“The most terrible thing was the despair into which people fell when they realized that they had caught the plague; for they would immediately adopt an attitude of utter hopelessness, and by giving in in this way, would lose their powers of resistance.”
Lastly, Thucydides focuses on the breakdown in traditional values where self-indulgence replaced honor, where there existed no fear of god or man.
“As for offences against human law, no one expected to live long enough to be brought to trial and punished: Instead everyone felt that a far heavier sentence had been passed on him.”
The whole description of the plague in Book 2 lasts only for about five pages, although it seems longer.

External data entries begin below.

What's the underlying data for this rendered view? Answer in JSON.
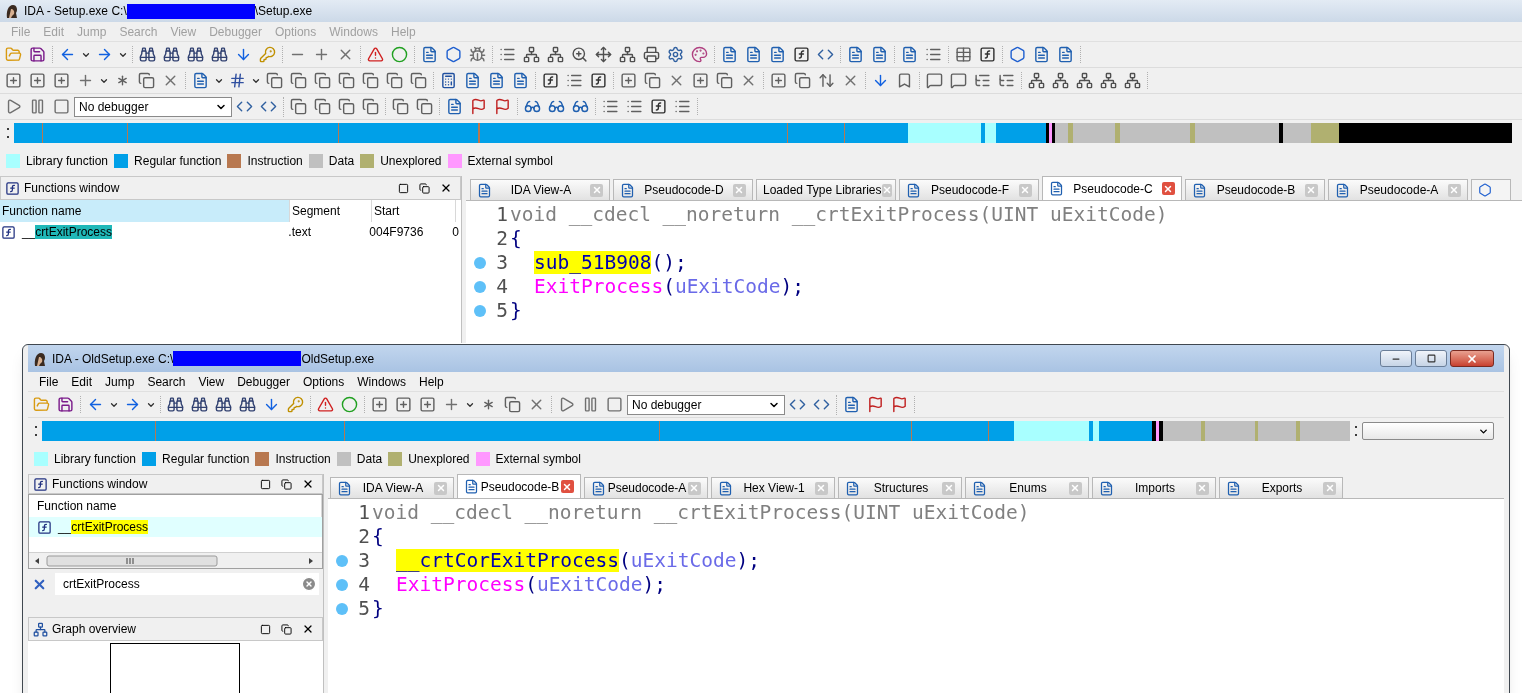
{
  "windows": [
    {
      "kind": "background",
      "active": false,
      "title": {
        "prefix": "IDA - Setup.exe C:\\",
        "suffix": "\\Setup.exe"
      },
      "menu": [
        "File",
        "Edit",
        "Jump",
        "Search",
        "View",
        "Debugger",
        "Options",
        "Windows",
        "Help"
      ],
      "debugger_select": {
        "value": "No debugger"
      },
      "legend": [
        {
          "label": "Library function",
          "color": "#a8ffff"
        },
        {
          "label": "Regular function",
          "color": "#00a0e8"
        },
        {
          "label": "Instruction",
          "color": "#b87850"
        },
        {
          "label": "Data",
          "color": "#c0c0c0"
        },
        {
          "label": "Unexplored",
          "color": "#b0b070"
        },
        {
          "label": "External symbol",
          "color": "#ff98ff"
        }
      ],
      "functions_window": {
        "title": "Functions window",
        "columns": [
          "Function name",
          "Segment",
          "Start"
        ],
        "rows": [
          {
            "selected": false,
            "cells": [
              {
                "prefix": "__",
                "match": "crtExitProcess"
              },
              ".text",
              "004F9736",
              "0"
            ]
          }
        ]
      },
      "tabs": [
        {
          "label": "IDA View-A",
          "selected": false
        },
        {
          "label": "Pseudocode-D",
          "selected": false
        },
        {
          "label": "Loaded Type Libraries",
          "selected": false
        },
        {
          "label": "Pseudocode-F",
          "selected": false
        },
        {
          "label": "Pseudocode-C",
          "selected": true
        },
        {
          "label": "Pseudocode-B",
          "selected": false
        },
        {
          "label": "Pseudocode-A",
          "selected": false
        }
      ],
      "code": [
        {
          "number": "1",
          "breakpoint": false,
          "indent": false,
          "tokens": [
            {
              "text": "void __cdecl __noreturn __crtExitProcess(UINT uExitCode)",
              "kind": "decl",
              "highlighted": false
            }
          ]
        },
        {
          "number": "2",
          "breakpoint": false,
          "indent": false,
          "tokens": [
            {
              "text": "{",
              "kind": "punct",
              "highlighted": false
            }
          ]
        },
        {
          "number": "3",
          "breakpoint": true,
          "indent": true,
          "tokens": [
            {
              "text": "sub_51B908",
              "kind": "func",
              "highlighted": true
            },
            {
              "text": "();",
              "kind": "punct",
              "highlighted": false
            }
          ]
        },
        {
          "number": "4",
          "breakpoint": true,
          "indent": true,
          "tokens": [
            {
              "text": "ExitProcess",
              "kind": "import",
              "highlighted": false
            },
            {
              "text": "(",
              "kind": "punct",
              "highlighted": false
            },
            {
              "text": "uExitCode",
              "kind": "var",
              "highlighted": false
            },
            {
              "text": ");",
              "kind": "punct",
              "highlighted": false
            }
          ]
        },
        {
          "number": "5",
          "breakpoint": true,
          "indent": false,
          "tokens": [
            {
              "text": "}",
              "kind": "punct",
              "highlighted": false
            }
          ]
        }
      ]
    },
    {
      "kind": "foreground",
      "active": true,
      "title": {
        "prefix": "IDA - OldSetup.exe C:\\",
        "suffix": "OldSetup.exe"
      },
      "menu": [
        "File",
        "Edit",
        "Jump",
        "Search",
        "View",
        "Debugger",
        "Options",
        "Windows",
        "Help"
      ],
      "debugger_select": {
        "value": "No debugger"
      },
      "legend": [
        {
          "label": "Library function",
          "color": "#a8ffff"
        },
        {
          "label": "Regular function",
          "color": "#00a0e8"
        },
        {
          "label": "Instruction",
          "color": "#b87850"
        },
        {
          "label": "Data",
          "color": "#c0c0c0"
        },
        {
          "label": "Unexplored",
          "color": "#b0b070"
        },
        {
          "label": "External symbol",
          "color": "#ff98ff"
        }
      ],
      "functions_window": {
        "title": "Functions window",
        "columns": [
          "Function name"
        ],
        "rows": [
          {
            "selected": true,
            "cells": [
              {
                "prefix": "__",
                "match": "crtExitProcess"
              }
            ]
          }
        ],
        "filter": {
          "value": "crtExitProcess"
        },
        "graph_overview": {
          "title": "Graph overview"
        }
      },
      "tabs": [
        {
          "label": "IDA View-A",
          "selected": false
        },
        {
          "label": "Pseudocode-B",
          "selected": true
        },
        {
          "label": "Pseudocode-A",
          "selected": false
        },
        {
          "label": "Hex View-1",
          "selected": false
        },
        {
          "label": "Structures",
          "selected": false
        },
        {
          "label": "Enums",
          "selected": false
        },
        {
          "label": "Imports",
          "selected": false
        },
        {
          "label": "Exports",
          "selected": false
        }
      ],
      "code": [
        {
          "number": "1",
          "breakpoint": false,
          "indent": false,
          "tokens": [
            {
              "text": "void __cdecl __noreturn __crtExitProcess(UINT uExitCode)",
              "kind": "decl",
              "highlighted": false
            }
          ]
        },
        {
          "number": "2",
          "breakpoint": false,
          "indent": false,
          "tokens": [
            {
              "text": "{",
              "kind": "punct",
              "highlighted": false
            }
          ]
        },
        {
          "number": "3",
          "breakpoint": true,
          "indent": true,
          "tokens": [
            {
              "text": "__crtCorExitProcess",
              "kind": "func",
              "highlighted": true
            },
            {
              "text": "(",
              "kind": "punct",
              "highlighted": false
            },
            {
              "text": "uExitCode",
              "kind": "var",
              "highlighted": false
            },
            {
              "text": ");",
              "kind": "punct",
              "highlighted": false
            }
          ]
        },
        {
          "number": "4",
          "breakpoint": true,
          "indent": true,
          "tokens": [
            {
              "text": "ExitProcess",
              "kind": "import",
              "highlighted": false
            },
            {
              "text": "(",
              "kind": "punct",
              "highlighted": false
            },
            {
              "text": "uExitCode",
              "kind": "var",
              "highlighted": false
            },
            {
              "text": ");",
              "kind": "punct",
              "highlighted": false
            }
          ]
        },
        {
          "number": "5",
          "breakpoint": true,
          "indent": false,
          "tokens": [
            {
              "text": "}",
              "kind": "punct",
              "highlighted": false
            }
          ]
        }
      ]
    }
  ]
}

The first outbreak of plague lasted two years, whereupon it struck a second time, although with less virulence. When Thucydides picks up very briefly the thread of the plague a little bit later (3.87), he provides numbers of the deceased: 4,400 hoplites (citizen-soldiers), 300 cavalrymen, and an unknown number of ordinary people.
Nothing did the Athenians so much harm as this, for so reduced their strength for war.
A Modern Lens
Modern scholars argue over the science of it all, not the least because Thucydides offers a generous amount of detail of the symptoms.
Epidemic typhus and smallpox are most favored, but about 30 different diseases have been posited.
Thucydides offers us a narrative of a pestilence that is different in all kinds of ways from what we face.
The lessons that we learn from the coronavirus crisis will come from our own experiences of it, not from reading Thucydides. But these are not mutually exclusive. Thucydides offers us a description of a city-state in crisis that is as poignant and powerful now, as it was in 430 B.C.